Protecting forests has become a pre-requisite for a stable climate and a stable economy. As we launch our 2017 forests report, the case for action has never been clearer.
Acting as the ‘lungs of the planet’, the world’s forests provide essential ecosystem services, ensure the livelihoods of billions of people and form the foundation of countless supply chains. They are central to the global economy.
When it comes to climate change, forests are a key piece of the puzzle. Deforestation is a major contributor, causing between 10-15% of all greenhouse gas emissions, but forests themselves are also part of the solution, given their natural ability to capture carbon. As such, addressing deforestation is fundamental to tackling climate change, and it is estimated that we could achieve up to one third of the carbon mitigation needed to keep temperature rises in check by halting deforestation entirely.
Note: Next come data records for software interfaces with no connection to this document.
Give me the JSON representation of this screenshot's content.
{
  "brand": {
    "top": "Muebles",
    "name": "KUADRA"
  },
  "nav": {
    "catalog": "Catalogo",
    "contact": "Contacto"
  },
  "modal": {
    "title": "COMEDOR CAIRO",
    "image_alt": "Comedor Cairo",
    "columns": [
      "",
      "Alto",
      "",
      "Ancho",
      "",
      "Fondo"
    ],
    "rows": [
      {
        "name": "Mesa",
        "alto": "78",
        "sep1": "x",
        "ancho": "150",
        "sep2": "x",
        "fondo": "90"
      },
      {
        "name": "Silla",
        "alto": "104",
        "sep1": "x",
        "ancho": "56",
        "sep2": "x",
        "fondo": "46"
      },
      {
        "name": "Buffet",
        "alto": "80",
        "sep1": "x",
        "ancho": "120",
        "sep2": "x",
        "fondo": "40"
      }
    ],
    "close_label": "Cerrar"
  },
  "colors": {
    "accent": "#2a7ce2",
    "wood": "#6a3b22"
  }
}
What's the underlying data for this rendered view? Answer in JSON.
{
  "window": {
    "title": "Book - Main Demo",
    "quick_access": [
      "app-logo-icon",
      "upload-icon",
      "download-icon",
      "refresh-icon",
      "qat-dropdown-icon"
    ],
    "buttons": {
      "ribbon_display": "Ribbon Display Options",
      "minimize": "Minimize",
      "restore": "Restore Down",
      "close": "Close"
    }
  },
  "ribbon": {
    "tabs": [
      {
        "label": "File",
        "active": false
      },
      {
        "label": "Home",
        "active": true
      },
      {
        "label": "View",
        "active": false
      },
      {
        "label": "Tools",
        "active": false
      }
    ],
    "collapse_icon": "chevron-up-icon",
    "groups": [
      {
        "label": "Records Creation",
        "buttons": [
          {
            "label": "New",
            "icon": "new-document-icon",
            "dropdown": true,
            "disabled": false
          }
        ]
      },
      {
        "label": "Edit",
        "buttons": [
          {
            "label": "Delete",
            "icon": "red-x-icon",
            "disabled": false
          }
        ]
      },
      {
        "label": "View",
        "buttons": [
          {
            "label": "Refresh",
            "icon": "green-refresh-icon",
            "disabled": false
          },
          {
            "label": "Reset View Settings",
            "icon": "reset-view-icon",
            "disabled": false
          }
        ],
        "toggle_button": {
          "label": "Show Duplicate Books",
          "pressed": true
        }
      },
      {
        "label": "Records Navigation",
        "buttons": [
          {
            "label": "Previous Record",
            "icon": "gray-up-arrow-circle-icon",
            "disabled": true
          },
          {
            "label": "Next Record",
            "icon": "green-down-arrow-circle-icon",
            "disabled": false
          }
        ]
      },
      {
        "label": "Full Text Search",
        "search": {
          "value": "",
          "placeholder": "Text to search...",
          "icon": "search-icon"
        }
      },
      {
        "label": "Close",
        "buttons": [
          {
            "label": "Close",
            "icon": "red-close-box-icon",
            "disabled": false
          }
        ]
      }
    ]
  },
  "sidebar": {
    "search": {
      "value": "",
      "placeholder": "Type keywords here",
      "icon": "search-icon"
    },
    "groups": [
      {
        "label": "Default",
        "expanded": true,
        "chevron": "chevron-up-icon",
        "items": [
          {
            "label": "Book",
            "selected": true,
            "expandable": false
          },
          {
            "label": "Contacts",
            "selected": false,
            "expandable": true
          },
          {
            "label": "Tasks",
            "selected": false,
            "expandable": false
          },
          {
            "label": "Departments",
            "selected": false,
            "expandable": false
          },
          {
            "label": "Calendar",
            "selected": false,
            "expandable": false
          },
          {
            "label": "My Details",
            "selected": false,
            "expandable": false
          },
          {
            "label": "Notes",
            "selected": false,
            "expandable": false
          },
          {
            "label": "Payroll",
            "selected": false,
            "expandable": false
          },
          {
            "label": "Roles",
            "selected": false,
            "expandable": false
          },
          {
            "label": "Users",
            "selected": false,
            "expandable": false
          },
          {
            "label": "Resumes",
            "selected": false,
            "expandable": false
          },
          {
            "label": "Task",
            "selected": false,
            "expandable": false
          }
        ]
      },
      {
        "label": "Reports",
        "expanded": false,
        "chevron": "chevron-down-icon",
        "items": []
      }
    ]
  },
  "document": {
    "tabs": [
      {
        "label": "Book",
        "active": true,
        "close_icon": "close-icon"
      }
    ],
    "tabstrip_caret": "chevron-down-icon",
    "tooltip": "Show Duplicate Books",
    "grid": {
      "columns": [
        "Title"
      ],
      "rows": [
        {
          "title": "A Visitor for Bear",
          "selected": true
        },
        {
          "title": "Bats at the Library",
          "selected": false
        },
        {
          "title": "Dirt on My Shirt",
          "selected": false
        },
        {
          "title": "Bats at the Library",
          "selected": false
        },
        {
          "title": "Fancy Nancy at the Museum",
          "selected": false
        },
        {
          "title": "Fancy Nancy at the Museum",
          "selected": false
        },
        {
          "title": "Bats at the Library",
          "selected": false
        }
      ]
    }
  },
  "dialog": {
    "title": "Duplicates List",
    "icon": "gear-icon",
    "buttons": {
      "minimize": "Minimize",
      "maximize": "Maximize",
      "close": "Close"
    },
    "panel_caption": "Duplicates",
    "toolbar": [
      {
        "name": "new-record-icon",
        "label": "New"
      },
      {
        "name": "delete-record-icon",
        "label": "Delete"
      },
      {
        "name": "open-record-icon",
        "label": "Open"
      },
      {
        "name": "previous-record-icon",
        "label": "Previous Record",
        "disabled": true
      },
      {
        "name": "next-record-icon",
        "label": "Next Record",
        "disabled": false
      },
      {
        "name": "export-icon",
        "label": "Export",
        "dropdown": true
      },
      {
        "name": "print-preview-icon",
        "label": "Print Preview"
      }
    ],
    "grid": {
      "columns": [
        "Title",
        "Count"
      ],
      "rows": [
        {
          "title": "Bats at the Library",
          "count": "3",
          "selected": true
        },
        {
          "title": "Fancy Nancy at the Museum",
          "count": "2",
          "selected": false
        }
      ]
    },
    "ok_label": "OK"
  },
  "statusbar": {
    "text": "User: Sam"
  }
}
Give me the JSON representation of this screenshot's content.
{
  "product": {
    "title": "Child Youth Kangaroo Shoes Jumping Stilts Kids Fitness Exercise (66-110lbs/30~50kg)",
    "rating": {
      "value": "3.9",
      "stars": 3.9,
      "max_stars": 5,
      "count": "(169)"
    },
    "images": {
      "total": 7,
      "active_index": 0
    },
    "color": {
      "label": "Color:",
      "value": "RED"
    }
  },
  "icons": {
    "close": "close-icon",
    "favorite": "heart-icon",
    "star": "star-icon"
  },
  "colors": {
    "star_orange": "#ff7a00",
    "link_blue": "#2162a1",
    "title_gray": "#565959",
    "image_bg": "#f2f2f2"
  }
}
Most companies are linked to deforestation through their supply chain exposure to forest-risk commodities such as timber, cattle, palm oil and soy. This exposure is increasing, as up to US$941 billion of turnover in publicly listed companies is now dependent on these commodities, rising from US$906 billion last year.
This exposure is proving to be risky business. 87% of companies foresee at least one risk associated with the production or sourcing of these commodities, and these risks are not distant, with a third of companies reporting that they are already experiencing impacts. Ultimately, these risks are borne by investors, as they have the potential to drive up costs, reduce revenue and impact company valuation and capacity to pay debts.
This is why a growing number of investors (380, up from 184 in 2013) are now calling for transparency on this issue, through the CDP forests program. Yet despite this rising concern, there is a lack of transparency and engagement from companies on the issue. Out of the 838 companies approached on behalf of investors this year, nearly four out of five failed to respond - leaving investors in the dark about the deforestation risks they may face.
Companies have an obligation to be transparent about financially material risks, so that investors can responsibly invest their assets, manage risk, and capitalize on potential market opportunities.
On the bright side, 87% of responding companies now see opportunities from addressing deforestation in their organisation and supply chain. Sustainable commodities often command a price premium and improve brand value, and there is a growing market for certified deforestation-free commodities. Indeed, the Tropical Forest Alliance 2020 suggests the investment opportunity for deforestation-free investment and financing will total around US$200 billion annually by 2020.
A handful of companies are forging ahead. This year, Brambles, L’Oréal, SCA, Tetra Pak, Unilever, and UPM-Kymmene achieved the top score and have been named as pioneers in tackling deforestation as part of the CDP A List 2017. These companies are leading the way, and showing that sustainability can go hand in hand with long-term profitability.
Investors are uniquely positioned to increase this kind of corporate action. As we launch this report, we are calling on investors to action a roadmap to engage with the companies they own to identify risks and opportunities related to deforestation, in order to protect their portfolios, and generate positive social and environmental outcomes.
Action on climate change and water security is now established in the corporate world. Deforestation is equally important, but more work needs to be done to drive it up the boardroom agenda. Investors are key to bridging this gap.